It happened slowly, gradually, until I retired at 71 from two consecutive driven and passionate careers serving children.
There is no looking back, no U-turn allowed, no escaping the complex feelings we live with as we follow this road to its inevitable destination. I have travelled to the far corners of the world and enjoyed every experience, but I wasn’t sure I was going to like this trip.
Perhaps I first felt this disquiet when I celebrated 70, a significant milestone birthday, and the email jokes and birthday cards I received characterized women my age as shrivelled up, bent over, petite figures with sagging breasts and skinny legs, waving their canes over their heads, with comments related to Botox or leaky bladder problems.
Or perhaps it was the first time a 20-something sales clerk called me “Hon” or “Sweetie” or “Dear.”
Then again, it might have been the targeted advertisements suggesting I check out affordable group living residences or local places to purchase a chic walker, and how to secure decent home care or select a good lawyer to prepare my will. And I should take care of this before dementia sets in the weekend after I receive my gold watch for retiring from a job such as CEO of a hospital, senior partner in a law firm or director of education for an Ontario school board!
Systemic stereotypes reinforce negative ideas about aging, and those of us who find ourselves arriving at its front door and being forced to join the party in progress can tell you it doesn’t feel good.
When the idea that older women are over the hill is presented everywhere, we create that reality and become what the culture depicts us to be.
Negative stereotyping of older women impacts how professionals treat us — and how we feel about ourselves — which can lead to isolation, loneliness, depression and unhealthy lifestyles. When the idea that older women are over the hill is presented everywhere, we create that reality and become what the culture depicts us to be.
Women of my generation fought for better education. We fought for the right to choose the number of children we felt ready, willing and able to raise. We fought for equal pay for work of equal value. But, clearly, our fight isn’t finished.

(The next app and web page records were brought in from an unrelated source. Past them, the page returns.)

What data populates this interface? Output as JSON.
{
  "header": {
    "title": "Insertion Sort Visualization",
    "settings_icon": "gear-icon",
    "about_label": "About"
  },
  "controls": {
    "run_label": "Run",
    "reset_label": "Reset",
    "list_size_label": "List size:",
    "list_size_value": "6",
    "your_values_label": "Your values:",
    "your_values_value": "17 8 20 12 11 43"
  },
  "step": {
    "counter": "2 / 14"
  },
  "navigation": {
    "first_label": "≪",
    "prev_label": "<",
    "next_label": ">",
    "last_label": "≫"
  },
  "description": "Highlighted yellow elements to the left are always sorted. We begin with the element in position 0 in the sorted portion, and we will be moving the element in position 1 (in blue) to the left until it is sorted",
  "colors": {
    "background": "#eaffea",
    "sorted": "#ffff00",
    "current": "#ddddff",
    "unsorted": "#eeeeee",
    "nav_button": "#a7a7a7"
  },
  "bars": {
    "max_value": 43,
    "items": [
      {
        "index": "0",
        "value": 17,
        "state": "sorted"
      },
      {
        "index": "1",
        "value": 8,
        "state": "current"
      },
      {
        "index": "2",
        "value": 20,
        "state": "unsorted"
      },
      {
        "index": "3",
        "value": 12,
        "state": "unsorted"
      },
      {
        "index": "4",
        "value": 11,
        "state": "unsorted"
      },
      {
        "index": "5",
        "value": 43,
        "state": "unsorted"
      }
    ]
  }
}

We need to eliminate negative images and words used to characterize older women. We need to tell people we are insulted when they speak to us using baby talk or a high-pitched voice, as if we are children. We need to be sure that younger people know we don’t like to be addressed as “Sweetie” or described as part of a “cute couple.”
We need to change the conversation and acknowledge what is clearly evident: Older women accomplish all kinds of amazing things, including travelling the world by themselves or with a friend, training for and running marathons, teaching English to Chinese students for a summer course, and taking and leading Zumba classes at their local community centres.
We need to dispel the myth that older women are physically unattractive and should not expect romance. We need to challenge derogatory, insulting, mean, rude and sexist humour, language and comments, and instead celebrate older women for their wit, charm and style, and their contributions to creating a better, more equitable world for everyone.
I suggest we no longer refer to older women as “little old ladies,” “old biddies” or “seniors.” I propose a new name that honours our strength, wisdom, energy, value to society and, yes, desirability.
I would like to be referred to as a “classic woman” or “heritage woman,” or something similar that celebrates my life experience and my silver hair, wrinkled brow and laugh lines, and recognizes that I am still attractive and can feel sexy and wanted by my partner.
I never saw it coming. I never expected to get here this fast. But my hope is that the cultural changes needed to address ageism for classic women come rolling down the tracks imminently, so I can ride that train on out.